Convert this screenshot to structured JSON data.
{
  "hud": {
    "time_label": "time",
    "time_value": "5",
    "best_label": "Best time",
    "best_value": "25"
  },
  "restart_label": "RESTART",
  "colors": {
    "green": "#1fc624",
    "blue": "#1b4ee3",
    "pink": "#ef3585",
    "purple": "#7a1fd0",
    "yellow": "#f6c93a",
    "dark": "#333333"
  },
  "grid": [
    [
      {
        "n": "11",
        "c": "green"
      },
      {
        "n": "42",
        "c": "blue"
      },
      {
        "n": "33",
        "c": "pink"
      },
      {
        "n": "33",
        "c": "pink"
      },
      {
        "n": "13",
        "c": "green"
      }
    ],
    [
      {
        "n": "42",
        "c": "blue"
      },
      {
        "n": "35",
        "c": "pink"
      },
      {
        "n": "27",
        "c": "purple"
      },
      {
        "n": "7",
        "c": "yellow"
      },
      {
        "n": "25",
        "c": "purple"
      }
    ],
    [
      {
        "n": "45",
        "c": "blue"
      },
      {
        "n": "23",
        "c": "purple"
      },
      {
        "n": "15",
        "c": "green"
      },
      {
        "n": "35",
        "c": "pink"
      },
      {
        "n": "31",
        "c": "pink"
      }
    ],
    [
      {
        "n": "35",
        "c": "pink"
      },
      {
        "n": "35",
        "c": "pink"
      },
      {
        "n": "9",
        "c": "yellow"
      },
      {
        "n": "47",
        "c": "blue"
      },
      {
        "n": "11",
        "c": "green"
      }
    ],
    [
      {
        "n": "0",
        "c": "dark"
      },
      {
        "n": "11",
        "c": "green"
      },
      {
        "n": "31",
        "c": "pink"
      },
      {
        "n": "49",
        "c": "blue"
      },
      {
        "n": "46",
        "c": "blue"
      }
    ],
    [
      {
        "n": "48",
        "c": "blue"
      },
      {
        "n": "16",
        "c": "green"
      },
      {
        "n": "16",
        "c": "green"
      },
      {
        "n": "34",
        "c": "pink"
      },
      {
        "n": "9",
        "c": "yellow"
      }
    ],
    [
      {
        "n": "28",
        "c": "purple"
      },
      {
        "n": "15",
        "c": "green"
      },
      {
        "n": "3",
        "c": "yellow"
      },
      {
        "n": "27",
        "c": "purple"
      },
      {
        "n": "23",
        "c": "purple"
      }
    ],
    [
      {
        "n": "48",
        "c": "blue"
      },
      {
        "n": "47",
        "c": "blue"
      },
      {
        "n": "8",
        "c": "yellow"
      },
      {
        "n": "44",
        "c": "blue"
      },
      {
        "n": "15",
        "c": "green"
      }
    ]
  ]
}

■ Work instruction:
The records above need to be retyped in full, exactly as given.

■ Solution:
Convert this screenshot to structured JSON data.
{
  "hud": {
    "time_label": "time",
    "time_value": "5",
    "best_label": "Best time",
    "best_value": "25"
  },
  "restart_label": "RESTART",
  "colors": {
    "green": "#1fc624",
    "blue": "#1b4ee3",
    "pink": "#ef3585",
    "purple": "#7a1fd0",
    "yellow": "#f6c93a",
    "dark": "#333333"
  },
  "grid": [
    [
      {
        "n": "11",
        "c": "green"
      },
      {
        "n": "42",
        "c": "blue"
      },
      {
        "n": "33",
        "c": "pink"
      },
      {
        "n": "33",
        "c": "pink"
      },
      {
        "n": "13",
        "c": "green"
      }
    ],
    [
      {
        "n": "42",
        "c": "blue"
      },
      {
        "n": "35",
        "c": "pink"
      },
      {
        "n": "27",
        "c": "purple"
      },
      {
        "n": "7",
        "c": "yellow"
      },
      {
        "n": "25",
        "c": "purple"
      }
    ],
    [
      {
        "n": "45",
        "c": "blue"
      },
      {
        "n": "23",
        "c": "purple"
      },
      {
        "n": "15",
        "c": "green"
      },
      {
        "n": "35",
        "c": "pink"
      },
      {
        "n": "31",
        "c": "pink"
      }
    ],
    [
      {
        "n": "35",
        "c": "pink"
      },
      {
        "n": "35",
        "c": "pink"
      },
      {
        "n": "9",
        "c": "yellow"
      },
      {
        "n": "47",
        "c": "blue"
      },
      {
        "n": "11",
        "c": "green"
      }
    ],
    [
      {
        "n": "0",
        "c": "dark"
      },
      {
        "n": "11",
        "c": "green"
      },
      {
        "n": "31",
        "c": "pink"
      },
      {
        "n": "49",
        "c": "blue"
      },
      {
        "n": "46",
        "c": "blue"
      }
    ],
    [
      {
        "n": "48",
        "c": "blue"
      },
      {
        "n": "16",
        "c": "green"
      },
      {
        "n": "16",
        "c": "green"
      },
      {
        "n": "34",
        "c": "pink"
      },
      {
        "n": "9",
        "c": "yellow"
      }
    ],
    [
      {
        "n": "28",
        "c": "purple"
      },
      {
        "n": "15",
        "c": "green"
      },
      {
        "n": "3",
        "c": "yellow"
      },
      {
        "n": "27",
        "c": "purple"
      },
      {
        "n": "23",
        "c": "purple"
      }
    ],
    [
      {
        "n": "48",
        "c": "blue"
      },
      {
        "n": "47",
        "c": "blue"
      },
      {
        "n": "8",
        "c": "yellow"
      },
      {
        "n": "44",
        "c": "blue"
      },
      {
        "n": "15",
        "c": "green"
      }
    ]
  ]
}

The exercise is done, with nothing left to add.